The objective of the study was to determine whether male and female populations of patients with psychogenic nonepileptic seizures (PNES) differ, in terms of demographic, social/clinical, and etiological factors as well as psychological measures.Psychogenic nonepileptic seizures are overrepresented by females; therefore, information about PNES in males is limited. Only a handful of studies have examined PNES and gender, and of those, one was a literature review and with the exception of two, most have had small sample sizes. Of the existing literature, differences in abuse type, psychiatric diagnoses, and psychometric results have been observed in the two genders.This is a retrospective study of 51 consecutive males and 97 consecutive females with video-electroencephalogram (video-EEG) confirmed diagnosis of PNES. Patients were examined on demographics (age, education, working status), clinical (seizure frequency, trauma type: sexual, nonsexual, age of first trauma), and psychometric measures.
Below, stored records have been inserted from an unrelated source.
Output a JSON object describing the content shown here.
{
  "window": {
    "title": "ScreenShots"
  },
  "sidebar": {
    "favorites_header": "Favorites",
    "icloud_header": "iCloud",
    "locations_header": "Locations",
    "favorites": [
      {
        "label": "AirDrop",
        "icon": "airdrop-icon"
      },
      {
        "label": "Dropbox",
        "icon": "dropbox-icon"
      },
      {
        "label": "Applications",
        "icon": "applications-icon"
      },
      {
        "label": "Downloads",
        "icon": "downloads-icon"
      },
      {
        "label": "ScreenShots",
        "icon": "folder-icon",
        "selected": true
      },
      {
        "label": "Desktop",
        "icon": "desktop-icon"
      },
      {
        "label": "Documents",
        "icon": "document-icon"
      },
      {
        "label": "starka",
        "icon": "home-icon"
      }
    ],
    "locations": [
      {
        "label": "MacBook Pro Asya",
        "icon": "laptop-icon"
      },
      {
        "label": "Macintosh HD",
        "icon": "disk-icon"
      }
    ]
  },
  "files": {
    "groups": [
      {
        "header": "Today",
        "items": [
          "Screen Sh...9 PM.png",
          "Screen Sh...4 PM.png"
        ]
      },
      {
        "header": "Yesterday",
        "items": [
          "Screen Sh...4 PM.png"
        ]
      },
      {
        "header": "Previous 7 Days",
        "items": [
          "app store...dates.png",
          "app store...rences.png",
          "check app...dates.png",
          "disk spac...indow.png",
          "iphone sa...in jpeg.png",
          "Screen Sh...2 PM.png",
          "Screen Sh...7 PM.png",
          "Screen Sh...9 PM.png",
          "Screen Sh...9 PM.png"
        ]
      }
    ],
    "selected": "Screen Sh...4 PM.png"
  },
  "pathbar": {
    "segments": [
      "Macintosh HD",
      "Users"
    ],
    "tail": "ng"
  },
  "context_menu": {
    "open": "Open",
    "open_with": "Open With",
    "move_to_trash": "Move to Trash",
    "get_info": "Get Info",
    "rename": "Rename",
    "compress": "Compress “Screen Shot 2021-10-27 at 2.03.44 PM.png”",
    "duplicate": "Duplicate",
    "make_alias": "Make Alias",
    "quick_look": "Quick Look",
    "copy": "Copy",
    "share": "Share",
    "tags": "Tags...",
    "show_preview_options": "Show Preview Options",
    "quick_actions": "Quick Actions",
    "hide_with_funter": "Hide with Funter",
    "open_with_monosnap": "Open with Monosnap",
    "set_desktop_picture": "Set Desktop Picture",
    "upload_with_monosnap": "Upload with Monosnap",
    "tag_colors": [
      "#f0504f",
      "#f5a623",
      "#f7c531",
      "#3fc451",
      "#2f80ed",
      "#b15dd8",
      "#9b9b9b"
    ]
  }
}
The latter included the State Trait Anger Expression Inventory-2 (STAXI-2), Trauma Symptom Inventory-2 (TSI-2), the Coping Inventory for Stressful Situations (CISS), and the Quality of Life Inventory in Epilepsy-31 (QOLIE-31).Women reported experiencing significantly more sexual traumas (p=0.007) than men. Women also endorsed significantly higher levels of dissociation (p=0.012) and sexual disturbances (p=0.46). In contrast, men reported significantly greater use of avoidance (p=0.001) as a stress coping strategy and higher levels of depression (p=0.006).Gender differences were identified with males reporting a significantly higher use of avoidance (cognitive and behavioral avoidance of stress) and depressive symptoms. Women exhibited significantly higher rates of sexual trauma compared with male counterparts. Consequently, women also had significantly higher rates of trauma symptomatology (dissociation and sexual disturbances) which are often observed in those who have been traumatized sexually. These gender distinctions may support different first-line treatment approaches (e.g., trauma-focused; more traditional cognitive behavioral therapy) depending on the most prominent symptomatology.